Data extracted from a collection
————————
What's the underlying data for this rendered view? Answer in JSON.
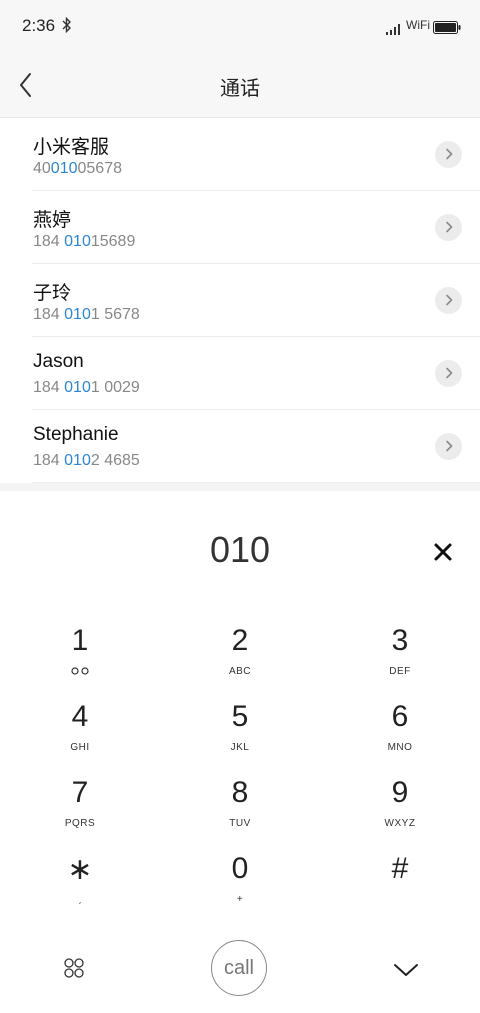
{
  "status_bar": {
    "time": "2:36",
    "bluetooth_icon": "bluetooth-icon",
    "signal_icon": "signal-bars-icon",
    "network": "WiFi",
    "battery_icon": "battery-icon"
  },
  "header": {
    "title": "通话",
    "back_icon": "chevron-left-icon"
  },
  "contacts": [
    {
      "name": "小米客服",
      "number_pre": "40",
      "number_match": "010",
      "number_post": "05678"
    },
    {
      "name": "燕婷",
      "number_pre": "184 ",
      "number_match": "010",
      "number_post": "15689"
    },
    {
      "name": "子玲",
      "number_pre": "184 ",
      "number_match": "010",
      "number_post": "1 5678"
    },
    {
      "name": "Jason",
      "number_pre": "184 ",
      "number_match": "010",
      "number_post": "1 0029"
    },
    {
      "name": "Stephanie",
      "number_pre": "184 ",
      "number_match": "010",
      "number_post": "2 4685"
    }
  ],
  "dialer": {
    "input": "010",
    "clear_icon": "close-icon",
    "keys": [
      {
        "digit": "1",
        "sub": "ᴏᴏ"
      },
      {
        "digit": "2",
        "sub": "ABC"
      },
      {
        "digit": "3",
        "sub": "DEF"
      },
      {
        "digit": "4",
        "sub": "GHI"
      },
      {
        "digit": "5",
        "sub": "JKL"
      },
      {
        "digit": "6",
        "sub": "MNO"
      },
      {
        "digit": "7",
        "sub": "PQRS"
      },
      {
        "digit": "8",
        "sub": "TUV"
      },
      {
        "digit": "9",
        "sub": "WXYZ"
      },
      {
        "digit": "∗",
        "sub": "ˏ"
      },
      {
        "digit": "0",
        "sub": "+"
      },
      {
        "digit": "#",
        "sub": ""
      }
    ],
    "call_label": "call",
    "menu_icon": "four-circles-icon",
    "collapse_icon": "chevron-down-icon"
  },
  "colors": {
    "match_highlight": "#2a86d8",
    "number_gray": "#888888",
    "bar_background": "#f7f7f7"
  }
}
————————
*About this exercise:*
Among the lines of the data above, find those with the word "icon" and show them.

*Your response:*
    "bluetooth_icon": "bluetooth-icon",
    "signal_icon": "signal-bars-icon",
    "battery_icon": "battery-icon"
    "back_icon": "chevron-left-icon"
    "clear_icon": "close-icon",
    "menu_icon": "four-circles-icon",
    "collapse_icon": "chevron-down-icon"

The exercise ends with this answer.